October 19, 2021
Combined with money provided by the Mills Administration, this funding can help build a regional PFAS treatment facility in the Anson Madison Health District.
Governor Janet Mills praised U.S. Senator Susan Collins for securing $ 1.6 million in the Fiscal Year 2022 Domestic Appropriation Bill to support the installation of a per- and polyfluoroalkylated (PFAS) at the Anson Madison Sanitary District wastewater treatment facility.
Governor Mills wrote a letter of support for the project and his administration, through the Maine Department of Environmental Protection, has committed $ 1 million in public funding for the project through the Clean Water State. Revolving Fund. In addition, the Governor of Maine’s Jobs and Stimulus Plan is investing an additional $ 1 million in the project.

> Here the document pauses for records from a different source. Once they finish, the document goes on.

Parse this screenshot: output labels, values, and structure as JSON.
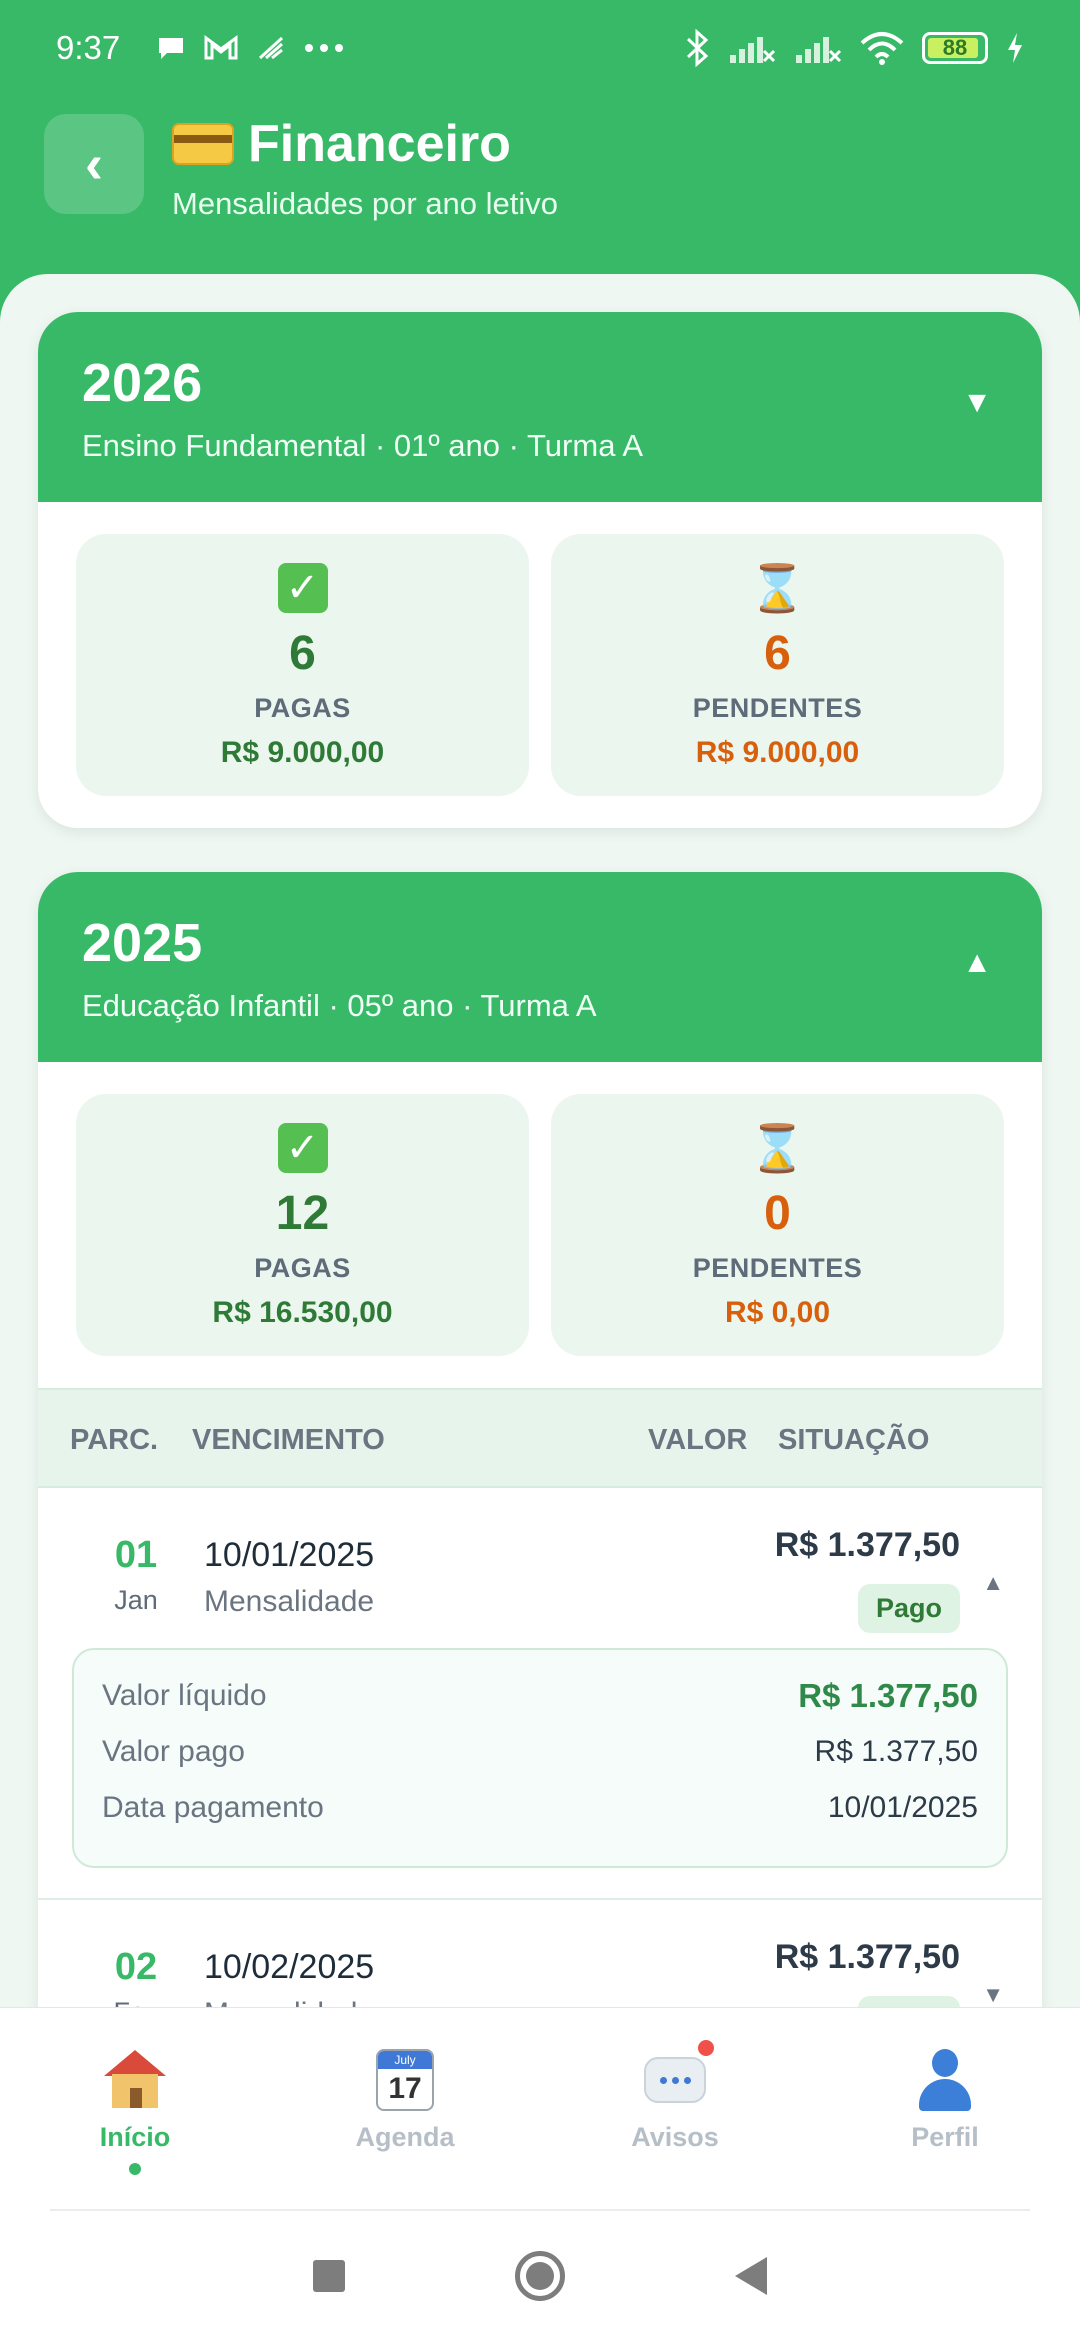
{
  "status_bar": {
    "time": "9:37",
    "battery": "88"
  },
  "header": {
    "title": "Financeiro",
    "subtitle": "Mensalidades por ano letivo",
    "back_symbol": "‹"
  },
  "years": [
    {
      "year": "2026",
      "course": "Ensino Fundamental · 01º ano · Turma A",
      "expanded_indicator": "▼",
      "paid": {
        "count": "6",
        "label": "PAGAS",
        "amount": "R$ 9.000,00"
      },
      "pending": {
        "count": "6",
        "label": "PENDENTES",
        "amount": "R$ 9.000,00"
      }
    },
    {
      "year": "2025",
      "course": "Educação Infantil · 05º ano · Turma A",
      "expanded_indicator": "▲",
      "paid": {
        "count": "12",
        "label": "PAGAS",
        "amount": "R$ 16.530,00"
      },
      "pending": {
        "count": "0",
        "label": "PENDENTES",
        "amount": "R$ 0,00"
      },
      "table": {
        "headers": {
          "parc": "PARC.",
          "vencimento": "VENCIMENTO",
          "valor": "VALOR",
          "situacao": "SITUAÇÃO"
        },
        "rows": [
          {
            "num": "01",
            "month": "Jan",
            "date": "10/01/2025",
            "type": "Mensalidade",
            "value": "R$ 1.377,50",
            "status": "Pago",
            "chevron": "▲",
            "details": {
              "net_label": "Valor líquido",
              "net_value": "R$ 1.377,50",
              "paid_label": "Valor pago",
              "paid_value": "R$ 1.377,50",
              "date_label": "Data pagamento",
              "date_value": "10/01/2025"
            }
          },
          {
            "num": "02",
            "month": "Fev",
            "date": "10/02/2025",
            "type": "Mensalidade",
            "value": "R$ 1.377,50",
            "status": "Pago",
            "chevron": "▼"
          }
        ]
      }
    }
  ],
  "bottom_nav": [
    {
      "label": "Início",
      "icon": "house-icon",
      "active": true
    },
    {
      "label": "Agenda",
      "icon": "calendar-icon",
      "calendar_month": "July",
      "calendar_day": "17"
    },
    {
      "label": "Avisos",
      "icon": "chat-bubble-icon",
      "has_notification": true
    },
    {
      "label": "Perfil",
      "icon": "person-icon"
    }
  ]
}
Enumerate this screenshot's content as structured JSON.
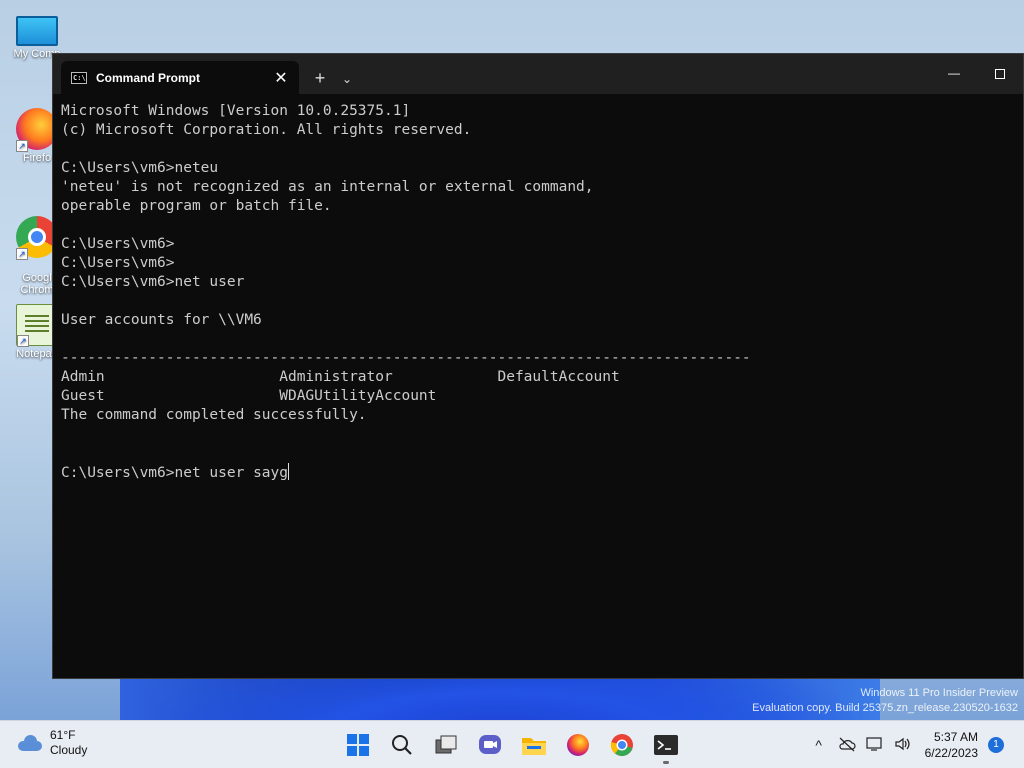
{
  "desktop": {
    "icons": [
      {
        "label": "My Comp",
        "icon": "computer-icon"
      },
      {
        "label": "Firefo",
        "icon": "firefox-icon"
      },
      {
        "label": "Googl\nChrom",
        "icon": "chrome-icon"
      },
      {
        "label": "Notepad",
        "icon": "notepad-icon"
      }
    ],
    "watermark_line1": "Windows 11 Pro Insider Preview",
    "watermark_line2": "Evaluation copy. Build 25375.zn_release.230520-1632"
  },
  "terminal": {
    "tab_title": "Command Prompt",
    "tab_icon_text": "C:\\",
    "close_tab": "✕",
    "new_tab": "+",
    "dropdown": "⌄",
    "minimize": "—",
    "lines": [
      "Microsoft Windows [Version 10.0.25375.1]",
      "(c) Microsoft Corporation. All rights reserved.",
      "",
      "C:\\Users\\vm6>neteu",
      "'neteu' is not recognized as an internal or external command,",
      "operable program or batch file.",
      "",
      "C:\\Users\\vm6>",
      "C:\\Users\\vm6>",
      "C:\\Users\\vm6>net user",
      "",
      "User accounts for \\\\VM6",
      "",
      "-------------------------------------------------------------------------------",
      "Admin                    Administrator            DefaultAccount",
      "Guest                    WDAGUtilityAccount",
      "The command completed successfully.",
      "",
      ""
    ],
    "current_prompt": "C:\\Users\\vm6>",
    "current_input": "net user sayg"
  },
  "taskbar": {
    "weather_temp": "61°F",
    "weather_cond": "Cloudy",
    "apps": [
      "start-icon",
      "search-icon",
      "task-view-icon",
      "chat-icon",
      "file-explorer-icon",
      "firefox-icon",
      "chrome-icon",
      "terminal-icon"
    ],
    "time": "5:37 AM",
    "date": "6/22/2023",
    "notification_count": "1"
  }
}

“Maine is making significant progress in responding to PFAS contamination, but we still lack the appropriate infrastructure to deal with PFAS contaminated materials,” Governor Janet Mills said. “If approved, this funding would be a critical step in our efforts to address this harmful substance. Combined with funding from my Maine Jobs & Recovery Plan and the Maine Department of Environmental Protection, we will be able to design and install a PFAS treatment system that can serve as a regional facility. I applaud Senator Collins for his work in securing this funding and I hope that it will be passed by both the House and the Senate so that my administration can implement it on behalf of the people of Maine.
If approved by the entire Senate and House, the Maine Department of Environmental Protection will provide this funding to the Anson Madison Health District to design and install a PFAS treatment system at its wastewater treatment facility.
Under Governor Mills’ leadership, Maine has taken strong action to address PFAS contamination, including:
- establish drinking water standards for PFAS,
- establish containment and reporting requirements for fire extinguisher foam containing PFAS,
- the installation of more than 125 drinking water treatment systems,
- establish requirements for analysis of sewage sludge and eliminate the spreading of sludge contaminated by PFAS,
- establish screening levels for PFAS in soil, wastewater, fish tissue and milk, and
- extend the statute of limitations for citizens of Maine to file claims for PFAS contamination.
Additionally, the Authority will sample over 700 sites where sewage sludge has been applied, install potable water treatment for all homes that have been tested against the Maine drinking water standard for PFAS. and will require manufacturers to report the PFAS content of all products sold in Maine from January 2023.
According to the United States Environmental Protection Agency, scientific studies have shown that exposure to certain PFASs, which are widely used long-lasting chemicals, in the environment may be linked to harmful effects on human health. humans and animals.
A copy of Governor Mills’ letter of support is attached (PDF).